I’m lucky to live in the Sussex countryside, and love my village. We’ve entered into village life with enthusiasm. My partner was transfixed with joy when awarded two Firsts for her dahlias at the horticulturist society flower show, and our rescue terrier Jackson won the waggiest tail contest in the dog show. He loves it here too, as well he might. The pubs and tea shops welcome him and have been known to serve him a sausage on the house. We take him for many walks in the fields, up the hills and along by the river, but he particularly appreciates a trot along the esplanade at the nearby seaside. Two very elderly ladies take up their position on the same bench every day. When Jackson approaches, one delves in her bag and brings out a canister marked ‘Dog’. Jackson quivers with excitement, looks pleading, and is rewarded with a treat. Several, in fact. The ladies tell us he will only be allowed three in all — but neither they, nor Jackson, seem to be able to count. Perhaps when they are long departed and Trish and I are ancient we will take over their bench and become the community dog whisperers.

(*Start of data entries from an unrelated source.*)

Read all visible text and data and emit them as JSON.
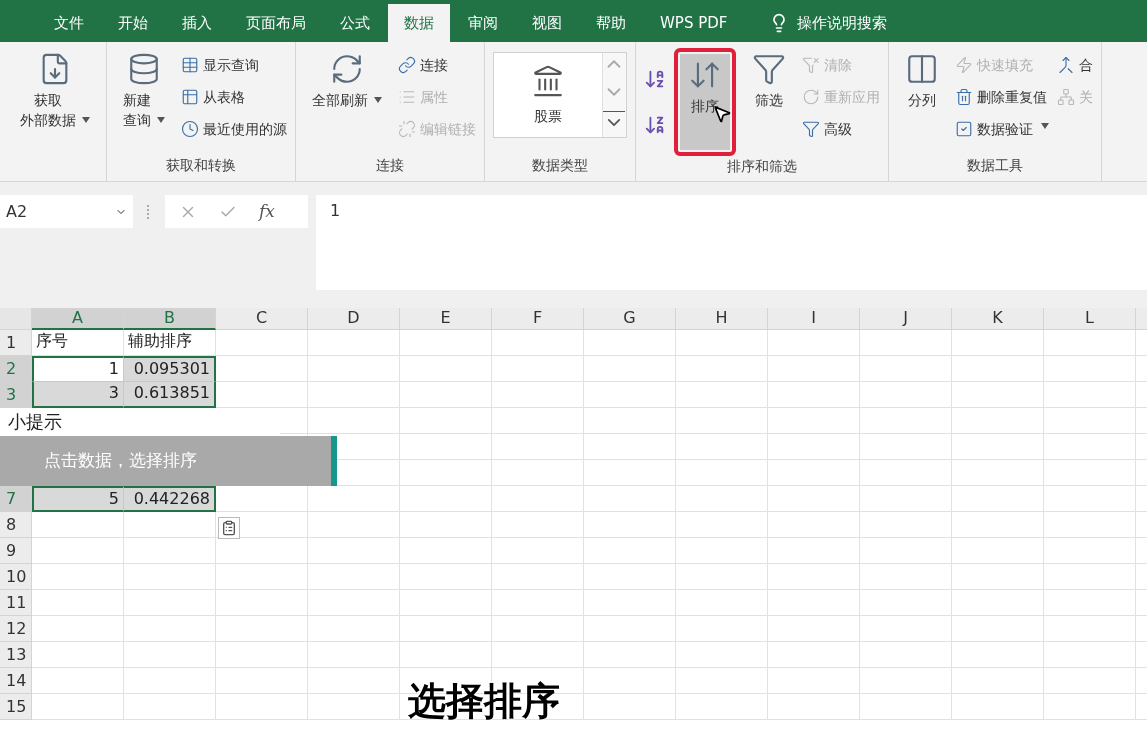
{
  "tabs": [
    {
      "label": "文件",
      "selected": false
    },
    {
      "label": "开始",
      "selected": false
    },
    {
      "label": "插入",
      "selected": false
    },
    {
      "label": "页面布局",
      "selected": false
    },
    {
      "label": "公式",
      "selected": false
    },
    {
      "label": "数据",
      "selected": true
    },
    {
      "label": "审阅",
      "selected": false
    },
    {
      "label": "视图",
      "selected": false
    },
    {
      "label": "帮助",
      "selected": false
    },
    {
      "label": "WPS PDF",
      "selected": false
    }
  ],
  "tell_me": {
    "label": "操作说明搜索"
  },
  "ribbon": {
    "groups": [
      {
        "columns": [
          {
            "kind": "large",
            "lines": [
              "获取",
              "外部数据"
            ],
            "caret": true,
            "selected": false,
            "highlighted": false
          }
        ]
      },
      {
        "label": "获取和转换",
        "columns": [
          {
            "kind": "large",
            "lines": [
              "新建",
              "查询"
            ],
            "caret": true,
            "selected": false,
            "highlighted": false
          },
          {
            "kind": "stack",
            "items": [
              {
                "label": "显示查询",
                "disabled": false
              },
              {
                "label": "从表格",
                "disabled": false
              },
              {
                "label": "最近使用的源",
                "disabled": false
              }
            ]
          }
        ]
      },
      {
        "label": "连接",
        "columns": [
          {
            "kind": "large",
            "lines": [
              "全部刷新"
            ],
            "caret": true,
            "selected": false,
            "highlighted": false
          },
          {
            "kind": "stack",
            "items": [
              {
                "label": "连接",
                "disabled": false
              },
              {
                "label": "属性",
                "disabled": true
              },
              {
                "label": "编辑链接",
                "disabled": true
              }
            ]
          }
        ]
      },
      {
        "label": "数据类型",
        "columns": [
          {
            "kind": "gallery",
            "label": "股票"
          }
        ]
      },
      {
        "label": "排序和筛选",
        "columns": [
          {
            "kind": "sort_buttons"
          },
          {
            "kind": "large",
            "lines": [
              "排序"
            ],
            "caret": false,
            "selected": true,
            "highlighted": true
          },
          {
            "kind": "large",
            "lines": [
              "筛选"
            ],
            "caret": false,
            "selected": false,
            "highlighted": false
          },
          {
            "kind": "stack",
            "items": [
              {
                "label": "清除",
                "disabled": true
              },
              {
                "label": "重新应用",
                "disabled": true
              },
              {
                "label": "高级",
                "disabled": false
              }
            ]
          }
        ]
      },
      {
        "label": "数据工具",
        "columns": [
          {
            "kind": "large",
            "lines": [
              "分列"
            ],
            "caret": false,
            "selected": false,
            "highlighted": false
          },
          {
            "kind": "stack",
            "items": [
              {
                "label": "快速填充",
                "disabled": true
              },
              {
                "label": "删除重复值",
                "disabled": false
              },
              {
                "label": "数据验证",
                "disabled": false,
                "caret": true
              }
            ]
          },
          {
            "kind": "stack",
            "items": [
              {
                "label": "合",
                "disabled": false
              },
              {
                "label": "关",
                "disabled": true
              }
            ]
          }
        ]
      }
    ]
  },
  "formula_bar": {
    "name_box": "A2",
    "function_label": "fx",
    "value": "1"
  },
  "grid": {
    "columns": [
      {
        "label": "A",
        "selected": true
      },
      {
        "label": "B",
        "selected": true
      },
      {
        "label": "C",
        "selected": false
      },
      {
        "label": "D",
        "selected": false
      },
      {
        "label": "E",
        "selected": false
      },
      {
        "label": "F",
        "selected": false
      },
      {
        "label": "G",
        "selected": false
      },
      {
        "label": "H",
        "selected": false
      },
      {
        "label": "I",
        "selected": false
      },
      {
        "label": "J",
        "selected": false
      },
      {
        "label": "K",
        "selected": false
      },
      {
        "label": "L",
        "selected": false
      }
    ],
    "rows": [
      {
        "kind": "row",
        "number": "1",
        "selected": false,
        "active": false,
        "cells": [
          "序号",
          "辅助排序"
        ]
      },
      {
        "kind": "row",
        "number": "2",
        "selected": true,
        "active": true,
        "cells": [
          "1",
          "0.095301"
        ]
      },
      {
        "kind": "row",
        "number": "3",
        "selected": true,
        "active": false,
        "cells": [
          "3",
          "0.613851"
        ]
      },
      {
        "kind": "tip",
        "title": "小提示",
        "text": "点击数据，选择排序"
      },
      {
        "kind": "row",
        "number": "7",
        "selected": true,
        "active": false,
        "cells": [
          "5",
          "0.442268"
        ]
      },
      {
        "kind": "row",
        "number": "8",
        "selected": false,
        "active": false,
        "cells": []
      },
      {
        "kind": "row",
        "number": "9",
        "selected": false,
        "active": false,
        "cells": []
      },
      {
        "kind": "row",
        "number": "10",
        "selected": false,
        "active": false,
        "cells": []
      },
      {
        "kind": "row",
        "number": "11",
        "selected": false,
        "active": false,
        "cells": []
      },
      {
        "kind": "row",
        "number": "12",
        "selected": false,
        "active": false,
        "cells": []
      },
      {
        "kind": "row",
        "number": "13",
        "selected": false,
        "active": false,
        "cells": []
      },
      {
        "kind": "row",
        "number": "14",
        "selected": false,
        "active": false,
        "cells": []
      },
      {
        "kind": "row",
        "number": "15",
        "selected": false,
        "active": false,
        "cells": []
      }
    ]
  },
  "subtitle": "选择排序"
}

Last week, this week and next week too I am leading an itinerant life, travelling to various venues and staying overnight in hotels. I seem to have become pathetically frail now I’m old, unable to hoik heavy suitcases around. I feel like one of those Victorian china dolls in need of restringing — my inner elastics seem in danger of snapping, leaving limbs dangling uselessly and head lolling. I’m forced to travel with a very small overnight bag, which means I have a big problem. It’s not clothes. I generally go for one outfit on and the other packed in the bag, protected by bubble wrap which stops it getting crumpled, and if necessary I do some furtive laundering in the hotel bathroom. It’s books that are the bother. I hate the idea of reading electronically. I have to squint at a screen whenever I write. I need to hold a real book to relax and always pack at least two. I’m dying to read The Collected Letters of Shirley Jackson and The Turning Point by Robert Douglas-Fairhurst, but they both weigh a ton. Luckily, Clare Chambers’s early novels have just been republished in paperback and tuck easily into my bag, so they’ll be entertaining substitutes.
I’m trying to listen to classical music as I flit around, as I’m doing a concert with the BBC Symphony Orchestra at the Barbican this month. I shall be doing readings from various books accompanied by marvellous musical pieces that echo and illustrate the text. The aim is to introduce children to the delights of classical music — and I’m certainly learning a lot too. While I’m rehearsing in London, I hope to find time to revisit the fabulous Paula Rego exhibition at Tate Britain. It shows the power and pain of her amazing work, and you stagger out awestruck. I was lucky enough to be invited to her studio once. It was like stepping into one of her paintings. She was delightful, very funny and mischievous. It had been suggested that we might somehow collaborate together (I’m truly not making this up). ‘Ah yes, I like the idea,’ she said, eyes gleaming. ‘Let us do a work about incest!’ My books occasionally deal with gritty subjects, but sadly I thought that was a step too far.